“These could include application fees or origination fees,” warns Ashley. “It’s crucial to factor in these costs when evaluating whether refinancing is a good idea.”

Refinancing to lengthen your loan term has a big downside. While it can make your monthly payments more manageable, you’ll likely end up paying more in total interest over the life of the loan because you chose to extend the term and suffer the consequences of accrued interest over a longer span.

There’s also the risk that the vehicle could get repossessed and you may severely harm your credit if you can’t repay your refinance debt. 

“Keep in mind, as well, that refinancing can impact your credit by temporarily lowering your credit score. That’s because the new lender will need to do a hard inquiry of your credit, although it should only drop your score between one and five points,” says Dayten Rynsburger, CRO of Niche Capital CO. 

Fortunately, your credit score should rebound after you demonstrate a history of making on-time payments toward your new loan.

“Also, if you’re approved for a lower interest rate or better loan terms through refinancing, it can demonstrate responsible financial behavior and potentially improve your credit score over time,” continues Ashley.

Steps involved with refinancing

The process of refinancing a car loan is similar to what’s involved with refinancing a mortgage loan or other type of financing. Here are the common steps:

  1. Check your three free credit reports. If you notice any inaccuracies or errors, report them to the three major credit bureaus (TransUnion, Experian, and Equifax) and have them corrected.
  2. Know your credit score, which your bank or credit card may provide for no charge. If it’s lower than desired (aim for 720 or higher), consider postponing a refi for a few months. Over that time, make efforts to up your score by always making on-time payments, paying off your monthly credit card balance in full, paying down any outstanding debts, asking your bank or credit card issuer for a credit limit increase, not closing any old established credit accounts, and enroll in Experian Boost for free.
  3. Find out if there are any restrictions or penalties for paying off your existing car loan early, and determine if pursuing a refi is worth it.
  4. Shop around among different lenders, scrutinize offers, including interest rates, terms, and fees, and choose the best lender/deal.
  5. Gather all necessary documentation, such as proof of income, bank statements, and current loan information.
  6. Submit a completed application for a car refinance loan.
  7. Await an underwriting decision, which will occur after the lender checks your credit and documentation.
  8. Close on the loan and begin making monthly payments.
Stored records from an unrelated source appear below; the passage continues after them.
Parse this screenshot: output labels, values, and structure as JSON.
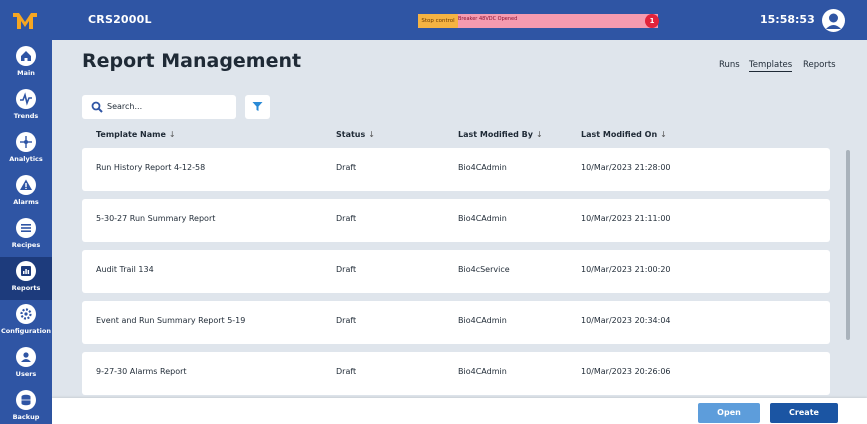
{
  "header": {
    "app_title": "CRS2000L",
    "clock": "15:58:53",
    "alarm": {
      "stop_label": "Stop control",
      "message": "Breaker 48VDC Opened",
      "count": "1"
    }
  },
  "sidebar": {
    "items": [
      {
        "label": "Main",
        "icon": "home-icon"
      },
      {
        "label": "Trends",
        "icon": "trends-icon"
      },
      {
        "label": "Analytics",
        "icon": "analytics-icon"
      },
      {
        "label": "Alarms",
        "icon": "alarm-icon"
      },
      {
        "label": "Recipes",
        "icon": "recipes-icon"
      },
      {
        "label": "Reports",
        "icon": "reports-icon",
        "active": true
      },
      {
        "label": "Configuration",
        "icon": "configuration-icon"
      },
      {
        "label": "Users",
        "icon": "users-icon"
      },
      {
        "label": "Backup",
        "icon": "backup-icon"
      }
    ]
  },
  "main": {
    "title": "Report Management",
    "tabs": [
      {
        "label": "Runs"
      },
      {
        "label": "Templates",
        "active": true
      },
      {
        "label": "Reports"
      }
    ],
    "search_placeholder": "Search...",
    "columns": [
      "Template Name",
      "Status",
      "Last Modified By",
      "Last Modified On"
    ],
    "rows": [
      [
        "Run History Report 4-12-58",
        "Draft",
        "Bio4CAdmin",
        "10/Mar/2023 21:28:00"
      ],
      [
        "5-30-27 Run Summary Report",
        "Draft",
        "Bio4CAdmin",
        "10/Mar/2023 21:11:00"
      ],
      [
        "Audit Trail 134",
        "Draft",
        "Bio4cService",
        "10/Mar/2023 21:00:20"
      ],
      [
        "Event and Run Summary Report 5-19",
        "Draft",
        "Bio4CAdmin",
        "10/Mar/2023 20:34:04"
      ],
      [
        "9-27-30 Alarms Report",
        "Draft",
        "Bio4CAdmin",
        "10/Mar/2023 20:26:06"
      ]
    ]
  },
  "footer": {
    "open_label": "Open",
    "create_label": "Create"
  },
  "colors": {
    "brand": "#2f55a4",
    "accent_dark": "#1b55a3",
    "accent_light": "#5d9ddb",
    "logo": "#f5a623",
    "alarm_bg": "#f59bb0"
  }
}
Is refinancing a car worth it?

The choice to refinance a current car loan or not will depend on your personal circumstances and financial objectives.

“If you stand to save money through lower interest rates or reduce monthly payments, it could be a very smart move,” Ashley suggests.

Crunch the numbers, evaluate your earnings and ability to repay your car financing debt, ponder all fees and costs involved, and make a decision after evaluating all the factors and scenarios.

Erik J. Martin

Erik J. Martin is a Chicago area-based freelance writer and public relations expert whose articles have been featured in AARP The Magazine, Reader’s Digest, The Costco Connection, Bankrate, Forbes Advisor, The Chicago Tribune, and other publications. He often writes on topics related to real estate, personal finance, technology, health care, insurance, and entertainment. He also publishes several blogs, including and, and hosts the Cineversary podcast (